The next morning most of the group hiked the Ramparts trail that leads to spectacular viewpoints groves of Bristlecone Pine and with some luck the company of marmots and pikas. That evening Paul provided an excellent dinner of Masala and I read a few pieces of poetry by Gary Snyder, the Thoreau of the beat movement. Once more we searched out an open space for skygazing and once more the clouds owned the night.

On Saturday the plan was to seek out some unusual adventures in the Duck Creek area. The Mammoth Cave lava tube sounded intriguing but, once we lowered ourselves in the opening the low ceiling appeared suitable only for small children and contortionists. Nevertheless, June and Paul tunneled through the darkness to emerge from another entrance. The rest of us explored the surrounding area until we saw the two of them pop out of nowhere. Next, we sought out an ice cave and once more the two intrepid adventurers went in while the rest of us declined. The entrance to cave requires hanging on to a weathered rope and my trust in such arrangements is similar to my belief in fairies and leprechauns. A third waypoint finally brought us to a trail that does not require the skills of spiderman. A short but very pleasant hike took us to Cascade Falls which provides wonderful views of Zion National Park. Unfortunately, the falls had become the victim of a serious drought and global warming. After exploring the beauty of the area, we crossed over to the other side and landed in the town of Duck Creek whose entire economy seemed fueled by behemoth ATVs and their supportive services. While in town I encountered one of those all too common "doodle" dogs. At the campground, on the trail, and now in the town there was one more such creature leading me to believe that poodles are exceptionally promiscuous canines.

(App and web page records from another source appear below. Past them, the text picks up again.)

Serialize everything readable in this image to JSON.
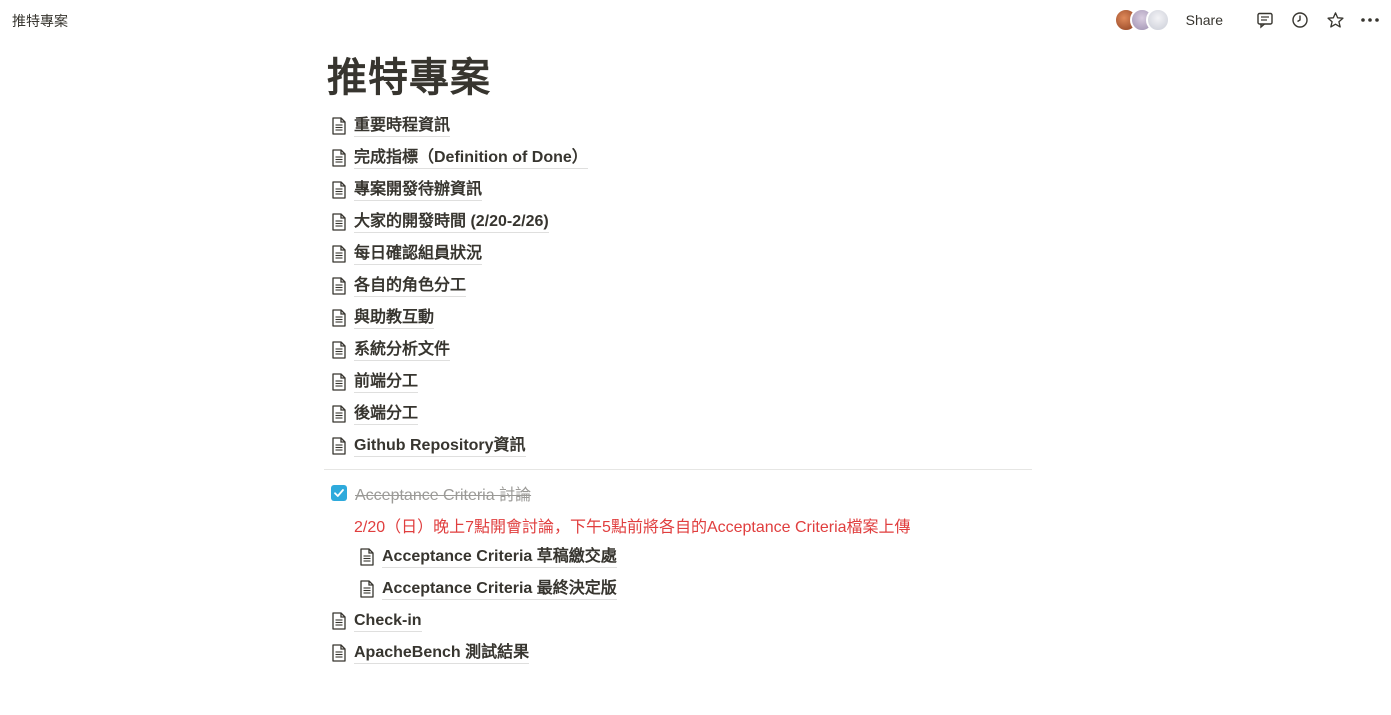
{
  "topbar": {
    "breadcrumb": "推特專案",
    "share_label": "Share",
    "avatars": [
      "avatar-1",
      "avatar-2",
      "avatar-3"
    ],
    "icons": [
      "comment-icon",
      "history-icon",
      "star-icon",
      "more-icon"
    ]
  },
  "page": {
    "title": "推特專案",
    "items": [
      "重要時程資訊",
      "完成指標（Definition of Done）",
      "專案開發待辦資訊",
      "大家的開發時間 (2/20-2/26)",
      "每日確認組員狀況",
      "各自的角色分工",
      "與助教互動",
      "系統分析文件",
      "前端分工",
      "後端分工",
      "Github Repository資訊"
    ],
    "todo": {
      "label": "Acceptance Criteria 討論",
      "checked": true,
      "note": "2/20（日）晚上7點開會討論，下午5點前將各自的Acceptance Criteria檔案上傳",
      "subpages": [
        "Acceptance Criteria 草稿繳交處",
        "Acceptance Criteria 最終決定版"
      ]
    },
    "after_items": [
      "Check-in",
      "ApacheBench 測試結果"
    ]
  },
  "colors": {
    "text": "#37352f",
    "checkbox": "#2eaadc",
    "red_note": "#e03e3e",
    "muted": "#9b9a97"
  }
}
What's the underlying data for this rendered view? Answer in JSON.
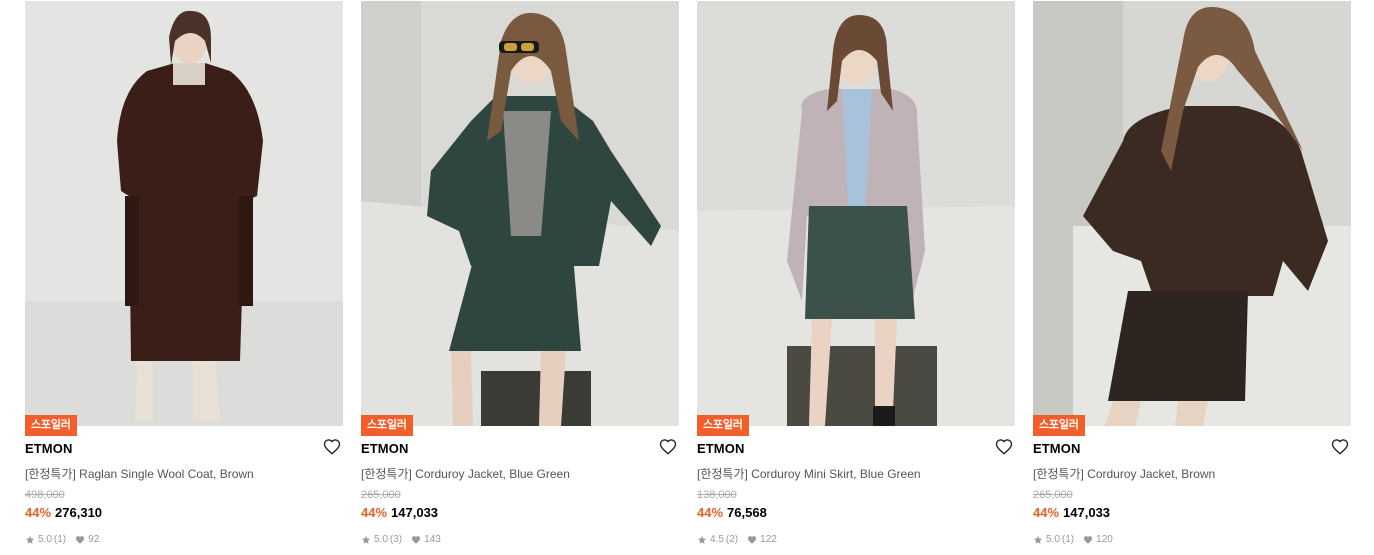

We left town without any misgivings of cutting short our visit and leaving the ATVs and doodles behind. A rainstorm came up and everyone retired for a nap and to get out of the weather. Once it cleared up, we headed to Brianhead for dinner and afterwards Paul, always the skillful social director engaged us in a card game of UNO. It was a great pastime until dark when we once more sought out the evasive meteor shower. Again, clouds ruled the night. The only meteors I saw were in dreams after a disappointing round of sky viewing. However, the trip was like a dream come true. We enjoyed nature, good exercise, fun and friendship. It was everything a WMC trip should be.

Participants: Michelle Couderu, Aaron Jones, Paul Kikuchi, Yi Qu, Gretchen Siegler, June Wang.